Needless to say, I was less casual in my response. I was embarrassed, knowing my friend with the gift card would end up picking up the tab, and that I wouldn't put up much of a fight. So I explained to the waiter, rather heatedly, that when his bosses bought the restaurant, they inherited the $150 paid for that card. If the machine can't read it, I said, just pick up the tab.

We -- and by we, I mean my more gainfully employed friend -- fortunately had the means to fork over the $150. But what if we didn't?

Nothing swayed the manager, and eventually he disappeared. "We" paid our tab and bolted.

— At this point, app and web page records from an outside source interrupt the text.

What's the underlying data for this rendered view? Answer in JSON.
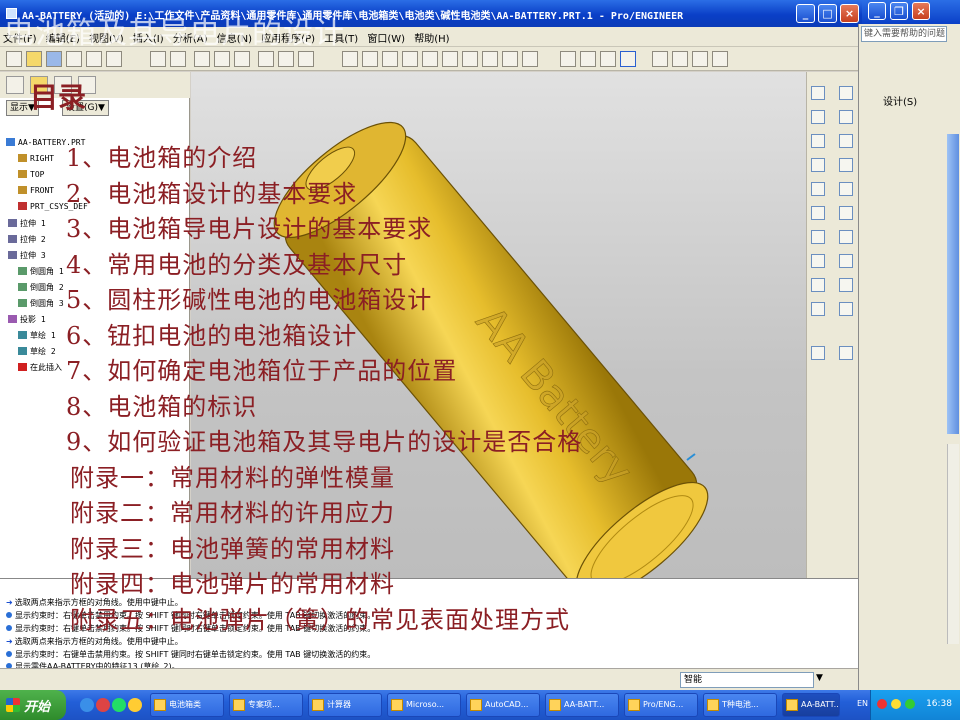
{
  "window": {
    "title": "AA-BATTERY (活动的) E:\\工作文件\\产品资料\\通用零件库\\通用零件库\\电池箱类\\电池类\\碱性电池类\\AA-BATTERY.PRT.1 - Pro/ENGINEER",
    "min_label": "_",
    "max_label": "□",
    "close_label": "×"
  },
  "menu": [
    "文件(F)",
    "编辑(E)",
    "视图(V)",
    "插入(I)",
    "分析(A)",
    "信息(N)",
    "应用程序(P)",
    "工具(T)",
    "窗口(W)",
    "帮助(H)"
  ],
  "tree": {
    "show_label": "显示▼",
    "settings_label": "设置(G)▼",
    "items": [
      {
        "label": "AA-BATTERY.PRT",
        "icon": "part-icon"
      },
      {
        "label": "RIGHT",
        "icon": "datum-plane-icon"
      },
      {
        "label": "TOP",
        "icon": "datum-plane-icon"
      },
      {
        "label": "FRONT",
        "icon": "datum-plane-icon"
      },
      {
        "label": "PRT_CSYS_DEF",
        "icon": "csys-icon"
      },
      {
        "label": "拉伸 1",
        "icon": "extrude-icon"
      },
      {
        "label": "拉伸 2",
        "icon": "extrude-icon"
      },
      {
        "label": "拉伸 3",
        "icon": "extrude-icon"
      },
      {
        "label": "倒圆角 1",
        "icon": "round-icon"
      },
      {
        "label": "倒圆角 2",
        "icon": "round-icon"
      },
      {
        "label": "倒圆角 3",
        "icon": "round-icon"
      },
      {
        "label": "投影 1",
        "icon": "projection-icon"
      },
      {
        "label": "草绘 1",
        "icon": "sketch-icon"
      },
      {
        "label": "草绘 2",
        "icon": "sketch-icon"
      },
      {
        "label": "在此插入",
        "icon": "insert-arrow-icon"
      }
    ]
  },
  "messages": [
    "选取两点来指示方框的对角线。使用中键中止。",
    "显示约束时：右键单击禁用约束。按 SHIFT 键同时右键单击锁定约束。使用 TAB 键切换激活的约束。",
    "显示约束时：右键单击禁用约束。按 SHIFT 键同时右键单击锁定约束。使用 TAB 键切换激活的约束。",
    "选取两点来指示方框的对角线。使用中键中止。",
    "显示约束时：右键单击禁用约束。按 SHIFT 键同时右键单击锁定约束。使用 TAB 键切换激活的约束。",
    "显示零件AA-BATTERY中的特征13 (草绘_2)。"
  ],
  "filter": {
    "value": "智能"
  },
  "battery": {
    "label": "AA Battery",
    "color": "#e8c23a"
  },
  "right_window": {
    "question_placeholder": "键入需要帮助的问题",
    "design_label": "设计(S)"
  },
  "taskbar": {
    "start_label": "开始",
    "buttons": [
      "电池箱类",
      "专案项...",
      "计算器",
      "Microso...",
      "AutoCAD...",
      "AA-BATT...",
      "Pro/ENG...",
      "T种电池...",
      "AA-BATT..."
    ],
    "lang": "EN",
    "clock": "16:38"
  },
  "slide": {
    "title": "电池箱及其导电片的设计",
    "subtitle": "目录",
    "toc": [
      "1、电池箱的介绍",
      "2、电池箱设计的基本要求",
      "3、电池箱导电片设计的基本要求",
      "4、常用电池的分类及基本尺寸",
      "5、圆柱形碱性电池的电池箱设计",
      "6、钮扣电池的电池箱设计",
      "7、如何确定电池箱位于产品的位置",
      "8、电池箱的标识",
      "9、如何验证电池箱及其导电片的设计是否合格",
      "附录一：常用材料的弹性模量",
      "附录二：常用材料的许用应力",
      "附录三：电池弹簧的常用材料",
      "附录四：电池弹片的常用材料",
      "附录五：电池弹片（簧）的常见表面处理方式"
    ],
    "text_color": "#8b1f24"
  }
}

The next day, I called George Eder, the CEO of Jet Entertainment, who was a little better at arguing his restaurant's position. He explained that after buying the failing restaurant in early October, he put out a press release announcing that they would accept Sullivan's gift cards until December 31. In that time, Eder says, the restaurant accepted $10,000 worth of gift cards. (That seems unlikely: that's more than one $100 gift certificate a day for three straight months. But I get the point.)

"It's tough enough right now," Eder said, referring to the economy. "I would love to be in a position to say I'm going to honor everything that's left to me. I also have to look at the long term health of the business. I have forty people working for me."

He also explained, much more clearly than his manager, why a new computer system prevented them from accepting the cards: They had no way of knowing how much was on the card. As far as they knew, it was a $25 gift card, or an already-used one we'd found in the alley.

Fair enough, I suppose. I told Eder that there must be more they could do -- a sign on the door or the host stand, something. After all, if they accepted $10,000 in gift cards in three months, there could be plenty more out there. But at some point, he said, they have to move on: "If the money was flowing, I'd honor them to the end of time."

Fine. But still, I'm left wondering: Isn't there something more they could do? Did I overreact? What would you do if your free meal suddenly cost you (or your generous friend) $150?

We use cookies to collect and analyze information on site performance and usage, and to enhance and customize content and advertisements. By clicking 'X' or continuing to use the site, you agree to allow cookies to be placed. To find out more, visit our cookies policy and our privacy policy.

Newsletters

All-access pass to the top stories, events and offers around town.

  • Top Stories
    Send:

Newsletters

All-access pass to top stories, events and offers around town.

Sign Up >

No Thanks!

Remind Me Later >